Extracted data section start
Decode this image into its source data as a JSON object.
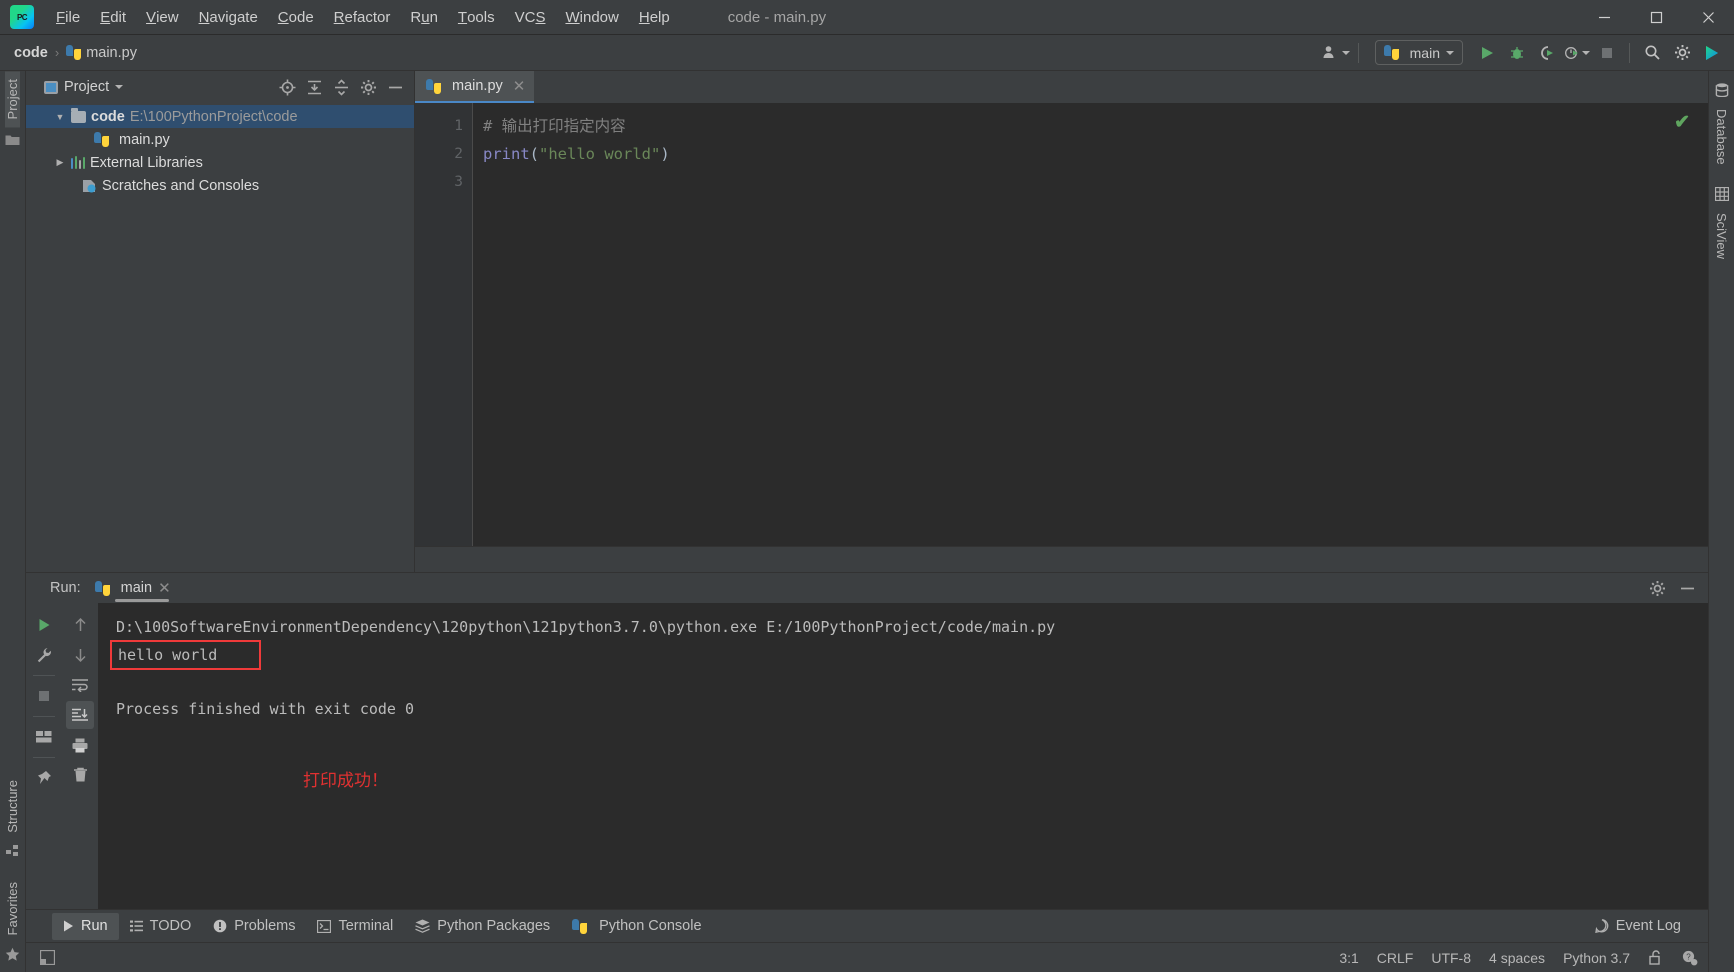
{
  "window": {
    "title": "code - main.py",
    "app_icon": "pycharm-logo",
    "logo_text": "PC",
    "minimize_label": "─",
    "maximize_label": "☐",
    "close_label": "✕"
  },
  "menu": {
    "items": [
      {
        "label": "File",
        "mnemonic": "F"
      },
      {
        "label": "Edit",
        "mnemonic": "E"
      },
      {
        "label": "View",
        "mnemonic": "V"
      },
      {
        "label": "Navigate",
        "mnemonic": "N"
      },
      {
        "label": "Code",
        "mnemonic": "C"
      },
      {
        "label": "Refactor",
        "mnemonic": "R"
      },
      {
        "label": "Run",
        "mnemonic": "u"
      },
      {
        "label": "Tools",
        "mnemonic": "T"
      },
      {
        "label": "VCS",
        "mnemonic": "S"
      },
      {
        "label": "Window",
        "mnemonic": "W"
      },
      {
        "label": "Help",
        "mnemonic": "H"
      }
    ]
  },
  "navbar": {
    "breadcrumb": {
      "project": "code",
      "separator": "›",
      "file": "main.py",
      "file_icon": "python-file-icon"
    },
    "run_config": {
      "name": "main",
      "icon": "python-icon",
      "dropdown_icon": "chevron-down-icon"
    },
    "buttons": [
      {
        "name": "user-account-icon",
        "label": ""
      },
      {
        "name": "run-button",
        "label": ""
      },
      {
        "name": "debug-button",
        "label": ""
      },
      {
        "name": "run-coverage-button",
        "label": ""
      },
      {
        "name": "profiler-button",
        "label": ""
      },
      {
        "name": "stop-button",
        "label": ""
      },
      {
        "name": "search-everywhere-button",
        "label": ""
      },
      {
        "name": "settings-button",
        "label": ""
      },
      {
        "name": "updates-button",
        "label": ""
      }
    ]
  },
  "left_sidebar": {
    "tabs": [
      {
        "label": "Project",
        "icon": "project-icon",
        "active": true
      },
      {
        "label": "Structure",
        "icon": "structure-icon",
        "active": false
      },
      {
        "label": "Favorites",
        "icon": "star-icon",
        "active": false
      }
    ]
  },
  "right_sidebar": {
    "tabs": [
      {
        "label": "Database",
        "icon": "database-icon"
      },
      {
        "label": "SciView",
        "icon": "grid-icon"
      }
    ]
  },
  "project_panel": {
    "title": "Project",
    "title_icon": "project-view-icon",
    "dropdown_icon": "chevron-down-icon",
    "actions": [
      {
        "name": "locate-file-icon"
      },
      {
        "name": "expand-all-icon"
      },
      {
        "name": "collapse-all-icon"
      },
      {
        "name": "gear-icon"
      },
      {
        "name": "hide-icon"
      }
    ],
    "tree": [
      {
        "name": "code",
        "path": "E:\\100PythonProject\\code",
        "type": "folder",
        "expanded": true,
        "selected": true,
        "indent": 0
      },
      {
        "name": "main.py",
        "path": "",
        "type": "python-file",
        "expanded": false,
        "selected": false,
        "indent": 1
      },
      {
        "name": "External Libraries",
        "path": "",
        "type": "library",
        "expanded": false,
        "selected": false,
        "indent": 0
      },
      {
        "name": "Scratches and Consoles",
        "path": "",
        "type": "scratch",
        "expanded": false,
        "selected": false,
        "indent": 0
      }
    ]
  },
  "editor": {
    "tabs": [
      {
        "label": "main.py",
        "icon": "python-file-icon",
        "close_label": "✕",
        "active": true
      }
    ],
    "line_numbers": [
      "1",
      "2",
      "3"
    ],
    "lines": [
      {
        "parts": [
          {
            "text": "# 输出打印指定内容",
            "cls": "cmt"
          }
        ]
      },
      {
        "parts": [
          {
            "text": "print",
            "cls": "kw"
          },
          {
            "text": "(",
            "cls": "pun"
          },
          {
            "text": "\"hello world\"",
            "cls": "str"
          },
          {
            "text": ")",
            "cls": "pun"
          }
        ]
      },
      {
        "parts": [
          {
            "text": "",
            "cls": "pun"
          }
        ]
      }
    ],
    "inspection_status": "✔"
  },
  "run_panel": {
    "label": "Run:",
    "tab": {
      "label": "main",
      "icon": "python-icon",
      "close_label": "✕"
    },
    "header_actions": [
      {
        "name": "gear-icon"
      },
      {
        "name": "hide-icon"
      }
    ],
    "toolbar_left": [
      {
        "name": "rerun-button",
        "icon": "play-icon"
      },
      {
        "name": "run-settings-button",
        "icon": "wrench-icon"
      },
      {
        "name": "stop-button",
        "icon": "stop-icon"
      },
      {
        "name": "layout-button",
        "icon": "layout-icon"
      },
      {
        "name": "pin-button",
        "icon": "pin-icon"
      }
    ],
    "toolbar_right": [
      {
        "name": "up-button",
        "icon": "arrow-up-icon"
      },
      {
        "name": "down-button",
        "icon": "arrow-down-icon"
      },
      {
        "name": "soft-wrap-button",
        "icon": "wrap-icon"
      },
      {
        "name": "scroll-to-end-button",
        "icon": "scroll-end-icon",
        "active": true
      },
      {
        "name": "print-button",
        "icon": "printer-icon"
      },
      {
        "name": "clear-all-button",
        "icon": "trash-icon"
      }
    ],
    "console": {
      "command": "D:\\100SoftwareEnvironmentDependency\\120python\\121python3.7.0\\python.exe E:/100PythonProject/code/main.py",
      "output": "hello world",
      "blank": "",
      "exit_line": "Process finished with exit code 0"
    },
    "annotation": "打印成功！",
    "annotation_color": "#e03131",
    "highlight_color": "#f03a3a"
  },
  "tool_windows": {
    "tabs": [
      {
        "label": "Run",
        "icon": "play-icon",
        "active": true
      },
      {
        "label": "TODO",
        "icon": "list-icon",
        "active": false
      },
      {
        "label": "Problems",
        "icon": "warning-icon",
        "active": false
      },
      {
        "label": "Terminal",
        "icon": "terminal-icon",
        "active": false
      },
      {
        "label": "Python Packages",
        "icon": "packages-icon",
        "active": false
      },
      {
        "label": "Python Console",
        "icon": "python-icon",
        "active": false
      }
    ],
    "event_log": {
      "label": "Event Log",
      "icon": "balloon-icon"
    }
  },
  "status_bar": {
    "caret_position": "3:1",
    "line_separator": "CRLF",
    "encoding": "UTF-8",
    "indent": "4 spaces",
    "interpreter": "Python 3.7",
    "lock_icon": "unlock-icon",
    "notification_icon": "help-gear-icon"
  }
}
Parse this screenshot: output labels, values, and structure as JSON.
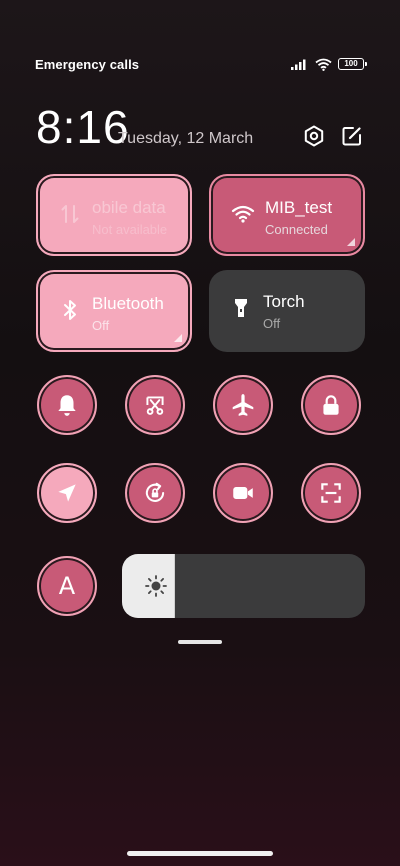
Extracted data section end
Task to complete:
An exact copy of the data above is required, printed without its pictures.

Exercise answer:
Decode this image into its source data as a JSON object.
{
  "window": {
    "title": "code - main.py",
    "app_icon": "pycharm-logo",
    "logo_text": "PC",
    "minimize_label": "─",
    "maximize_label": "☐",
    "close_label": "✕"
  },
  "menu": {
    "items": [
      {
        "label": "File",
        "mnemonic": "F"
      },
      {
        "label": "Edit",
        "mnemonic": "E"
      },
      {
        "label": "View",
        "mnemonic": "V"
      },
      {
        "label": "Navigate",
        "mnemonic": "N"
      },
      {
        "label": "Code",
        "mnemonic": "C"
      },
      {
        "label": "Refactor",
        "mnemonic": "R"
      },
      {
        "label": "Run",
        "mnemonic": "u"
      },
      {
        "label": "Tools",
        "mnemonic": "T"
      },
      {
        "label": "VCS",
        "mnemonic": "S"
      },
      {
        "label": "Window",
        "mnemonic": "W"
      },
      {
        "label": "Help",
        "mnemonic": "H"
      }
    ]
  },
  "navbar": {
    "breadcrumb": {
      "project": "code",
      "separator": "›",
      "file": "main.py",
      "file_icon": "python-file-icon"
    },
    "run_config": {
      "name": "main",
      "icon": "python-icon",
      "dropdown_icon": "chevron-down-icon"
    },
    "buttons": [
      {
        "name": "user-account-icon",
        "label": ""
      },
      {
        "name": "run-button",
        "label": ""
      },
      {
        "name": "debug-button",
        "label": ""
      },
      {
        "name": "run-coverage-button",
        "label": ""
      },
      {
        "name": "profiler-button",
        "label": ""
      },
      {
        "name": "stop-button",
        "label": ""
      },
      {
        "name": "search-everywhere-button",
        "label": ""
      },
      {
        "name": "settings-button",
        "label": ""
      },
      {
        "name": "updates-button",
        "label": ""
      }
    ]
  },
  "left_sidebar": {
    "tabs": [
      {
        "label": "Project",
        "icon": "project-icon",
        "active": true
      },
      {
        "label": "Structure",
        "icon": "structure-icon",
        "active": false
      },
      {
        "label": "Favorites",
        "icon": "star-icon",
        "active": false
      }
    ]
  },
  "right_sidebar": {
    "tabs": [
      {
        "label": "Database",
        "icon": "database-icon"
      },
      {
        "label": "SciView",
        "icon": "grid-icon"
      }
    ]
  },
  "project_panel": {
    "title": "Project",
    "title_icon": "project-view-icon",
    "dropdown_icon": "chevron-down-icon",
    "actions": [
      {
        "name": "locate-file-icon"
      },
      {
        "name": "expand-all-icon"
      },
      {
        "name": "collapse-all-icon"
      },
      {
        "name": "gear-icon"
      },
      {
        "name": "hide-icon"
      }
    ],
    "tree": [
      {
        "name": "code",
        "path": "E:\\100PythonProject\\code",
        "type": "folder",
        "expanded": true,
        "selected": true,
        "indent": 0
      },
      {
        "name": "main.py",
        "path": "",
        "type": "python-file",
        "expanded": false,
        "selected": false,
        "indent": 1
      },
      {
        "name": "External Libraries",
        "path": "",
        "type": "library",
        "expanded": false,
        "selected": false,
        "indent": 0
      },
      {
        "name": "Scratches and Consoles",
        "path": "",
        "type": "scratch",
        "expanded": false,
        "selected": false,
        "indent": 0
      }
    ]
  },
  "editor": {
    "tabs": [
      {
        "label": "main.py",
        "icon": "python-file-icon",
        "close_label": "✕",
        "active": true
      }
    ],
    "line_numbers": [
      "1",
      "2",
      "3"
    ],
    "lines": [
      {
        "parts": [
          {
            "text": "# 输出打印指定内容",
            "cls": "cmt"
          }
        ]
      },
      {
        "parts": [
          {
            "text": "print",
            "cls": "kw"
          },
          {
            "text": "(",
            "cls": "pun"
          },
          {
            "text": "\"hello world\"",
            "cls": "str"
          },
          {
            "text": ")",
            "cls": "pun"
          }
        ]
      },
      {
        "parts": [
          {
            "text": "",
            "cls": "pun"
          }
        ]
      }
    ],
    "inspection_status": "✔"
  },
  "run_panel": {
    "label": "Run:",
    "tab": {
      "label": "main",
      "icon": "python-icon",
      "close_label": "✕"
    },
    "header_actions": [
      {
        "name": "gear-icon"
      },
      {
        "name": "hide-icon"
      }
    ],
    "toolbar_left": [
      {
        "name": "rerun-button",
        "icon": "play-icon"
      },
      {
        "name": "run-settings-button",
        "icon": "wrench-icon"
      },
      {
        "name": "stop-button",
        "icon": "stop-icon"
      },
      {
        "name": "layout-button",
        "icon": "layout-icon"
      },
      {
        "name": "pin-button",
        "icon": "pin-icon"
      }
    ],
    "toolbar_right": [
      {
        "name": "up-button",
        "icon": "arrow-up-icon"
      },
      {
        "name": "down-button",
        "icon": "arrow-down-icon"
      },
      {
        "name": "soft-wrap-button",
        "icon": "wrap-icon"
      },
      {
        "name": "scroll-to-end-button",
        "icon": "scroll-end-icon",
        "active": true
      },
      {
        "name": "print-button",
        "icon": "printer-icon"
      },
      {
        "name": "clear-all-button",
        "icon": "trash-icon"
      }
    ],
    "console": {
      "command": "D:\\100SoftwareEnvironmentDependency\\120python\\121python3.7.0\\python.exe E:/100PythonProject/code/main.py",
      "output": "hello world",
      "blank": "",
      "exit_line": "Process finished with exit code 0"
    },
    "annotation": "打印成功！",
    "annotation_color": "#e03131",
    "highlight_color": "#f03a3a"
  },
  "tool_windows": {
    "tabs": [
      {
        "label": "Run",
        "icon": "play-icon",
        "active": true
      },
      {
        "label": "TODO",
        "icon": "list-icon",
        "active": false
      },
      {
        "label": "Problems",
        "icon": "warning-icon",
        "active": false
      },
      {
        "label": "Terminal",
        "icon": "terminal-icon",
        "active": false
      },
      {
        "label": "Python Packages",
        "icon": "packages-icon",
        "active": false
      },
      {
        "label": "Python Console",
        "icon": "python-icon",
        "active": false
      }
    ],
    "event_log": {
      "label": "Event Log",
      "icon": "balloon-icon"
    }
  },
  "status_bar": {
    "caret_position": "3:1",
    "line_separator": "CRLF",
    "encoding": "UTF-8",
    "indent": "4 spaces",
    "interpreter": "Python 3.7",
    "lock_icon": "unlock-icon",
    "notification_icon": "help-gear-icon"
  }
}
Parse this screenshot: output labels, values, and structure as JSON.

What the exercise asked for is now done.